The IFPI report highlighted some fundamental facts: the overall global music revenue increased for the first time in 20 years, digital revenue surpassed physical revenue, streaming revenue is expected to overtake digital revenue in the near future.  There are more paid subscribers to streaming services than ever before, and this figure is increasing significantly year-on-year.

Despite the explosion in music consumption, artists and record labels are not receiving a fair remuneration, with ad-supported platforms one culprit.  In the report, IFPI Chief Executive Frances Moore spoke out on what she coined the ‘value gap’:

”The value gap is the biggest constraint to revenue growth for artists, record labels and all music rights holders. Change is needed – and it is to policy makers that the music sector looks to effect change”.

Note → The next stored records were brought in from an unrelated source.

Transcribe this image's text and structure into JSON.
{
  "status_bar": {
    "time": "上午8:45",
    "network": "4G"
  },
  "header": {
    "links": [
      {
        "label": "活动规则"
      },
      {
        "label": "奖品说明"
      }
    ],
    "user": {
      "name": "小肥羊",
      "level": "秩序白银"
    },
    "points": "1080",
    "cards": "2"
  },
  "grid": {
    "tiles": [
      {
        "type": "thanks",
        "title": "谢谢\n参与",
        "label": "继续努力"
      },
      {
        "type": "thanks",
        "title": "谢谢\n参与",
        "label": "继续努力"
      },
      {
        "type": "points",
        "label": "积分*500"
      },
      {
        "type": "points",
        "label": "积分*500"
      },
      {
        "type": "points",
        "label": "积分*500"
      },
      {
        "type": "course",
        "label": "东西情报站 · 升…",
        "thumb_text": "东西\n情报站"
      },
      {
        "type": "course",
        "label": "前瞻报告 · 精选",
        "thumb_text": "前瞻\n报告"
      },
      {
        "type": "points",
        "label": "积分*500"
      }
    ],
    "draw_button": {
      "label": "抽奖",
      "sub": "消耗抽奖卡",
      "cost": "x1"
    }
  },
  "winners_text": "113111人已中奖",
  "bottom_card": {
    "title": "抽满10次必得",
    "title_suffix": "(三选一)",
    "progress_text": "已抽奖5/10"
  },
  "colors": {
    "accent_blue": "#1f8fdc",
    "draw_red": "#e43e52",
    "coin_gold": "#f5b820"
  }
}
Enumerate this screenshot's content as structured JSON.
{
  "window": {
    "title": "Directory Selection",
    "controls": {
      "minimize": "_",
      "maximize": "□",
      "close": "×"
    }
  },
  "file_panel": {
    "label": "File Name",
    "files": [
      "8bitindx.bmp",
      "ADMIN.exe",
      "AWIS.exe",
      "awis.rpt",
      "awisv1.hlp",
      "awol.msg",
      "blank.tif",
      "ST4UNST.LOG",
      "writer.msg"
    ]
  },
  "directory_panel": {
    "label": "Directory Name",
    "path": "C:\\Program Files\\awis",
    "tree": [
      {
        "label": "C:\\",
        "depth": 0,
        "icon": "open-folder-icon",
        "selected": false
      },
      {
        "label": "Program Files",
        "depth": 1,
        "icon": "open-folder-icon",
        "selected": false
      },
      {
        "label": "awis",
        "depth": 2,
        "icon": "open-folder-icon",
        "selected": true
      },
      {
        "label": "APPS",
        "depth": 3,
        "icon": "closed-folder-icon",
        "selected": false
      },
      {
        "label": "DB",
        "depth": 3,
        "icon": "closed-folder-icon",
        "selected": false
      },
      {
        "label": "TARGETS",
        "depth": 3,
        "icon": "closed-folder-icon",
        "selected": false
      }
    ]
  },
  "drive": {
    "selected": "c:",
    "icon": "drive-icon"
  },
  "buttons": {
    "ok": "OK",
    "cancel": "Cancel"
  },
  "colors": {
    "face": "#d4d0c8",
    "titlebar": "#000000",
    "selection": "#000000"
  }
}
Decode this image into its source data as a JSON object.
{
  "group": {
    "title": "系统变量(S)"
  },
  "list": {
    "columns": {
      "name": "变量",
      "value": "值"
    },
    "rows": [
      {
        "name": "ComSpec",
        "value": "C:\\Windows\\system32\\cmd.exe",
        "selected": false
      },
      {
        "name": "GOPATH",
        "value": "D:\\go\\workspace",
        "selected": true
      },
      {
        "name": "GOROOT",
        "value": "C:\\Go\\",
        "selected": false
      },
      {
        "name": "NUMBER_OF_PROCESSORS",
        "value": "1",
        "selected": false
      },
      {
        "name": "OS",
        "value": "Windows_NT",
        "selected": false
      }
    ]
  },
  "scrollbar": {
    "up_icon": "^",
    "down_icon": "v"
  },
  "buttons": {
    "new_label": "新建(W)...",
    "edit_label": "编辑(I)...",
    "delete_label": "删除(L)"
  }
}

IFPI says that the ‘value gap’ comes from services like YouTube that are able to ”circumvent the normal rules that apply to music licensing”.  The IFPI goes on to say that these services ”conclude licenses at artificially low rates, claiming protection from so-called ‘safe harbor’ rules that were introduced in the early days of the internet”.

8 Responses

  1. uBoat

    Digital killed the physical star…. sounds a bit extreme .. but hey, when was the last time you and your friends actually purchased a music CD?

    Nobody I know has in ages .. CDs even look antiquated now … when I got my new MacBook Pro I had to buy a separate CD drive as they don’t come with them anymore .. (not for quite a while..) .. Why did I buy the drive? So I had the option for physical storage on disc.. but I also have separate HD drives so I guess even that’s not necessary anymore..

    Anyway.. to the point .. it’s hardly any wonder that the Internet has taken over everything and that streaming and downloading from iTunes is the normal way music is consumed nowadays …

    Maybe old people still buy CDs .. something you buy your parents or grandparents as a holiday or birthday gift..

    When I see buskers selling their music on CDs I always think how old fashioned it is … strangely people buy them and I imagine it’s partly to demonstrate appreciation and support for the busker .. even if the CD never ends up getting played…

    We hear all about the rise and rise of vinyl .. but I bet half of those records never get played .. they get purchased as collectable artifacts that sit proudly on peoples shelves..

    Music is all bout listening to it on computers, mobile/cell phones and iPads/tablets..
    Does anyone own a hifi stereo anymore??

    • Versus

      ” hey, when was the last time you and your friends actually purchased a music CD?”


      I often buy the CDs of music I like, because the sound quality is better than streaming, and better than downloading; furthermore, downloading is nearly as expensive as the CD (from iTunes or Amazon at least; emusic is a better price but selection is spotty).

      • Versus

        P.S. If CD-quality (or better) downloads were available at a better price than CDs, I would probably buy those. I don’t need the awkward physical object of the CD, which has none of the charm of vinyl.

    • steve graver

      Have not owned hifi stereo in 35 years.

  2. Remi Swierczek

    Streaming on the tubes and into the tubes will continue and we will cruise for another 5 years below $20B. Music can and MUST BECOME MERCHANDISE AGAIN – easy task!

    Play, stream or broadcast the best and CHARGE at the discovery moment for ADDITION to the PLAYLIST! 100,000+ Radio stations can deliver $100B music business before 2020 – just one million per station.

    Global music goodwill is some place between 200 and 300 billion dollars.

    TIME TO STOP Ek’s & Google/Tube pipe dreams converting it to AT THE BEST to $25B of subs and ads in 2025!

  3. Versus

    No, it’s not the bottom.
    The bottom will be when digital completely eradicates physical sales and streaming completely replaces download sales.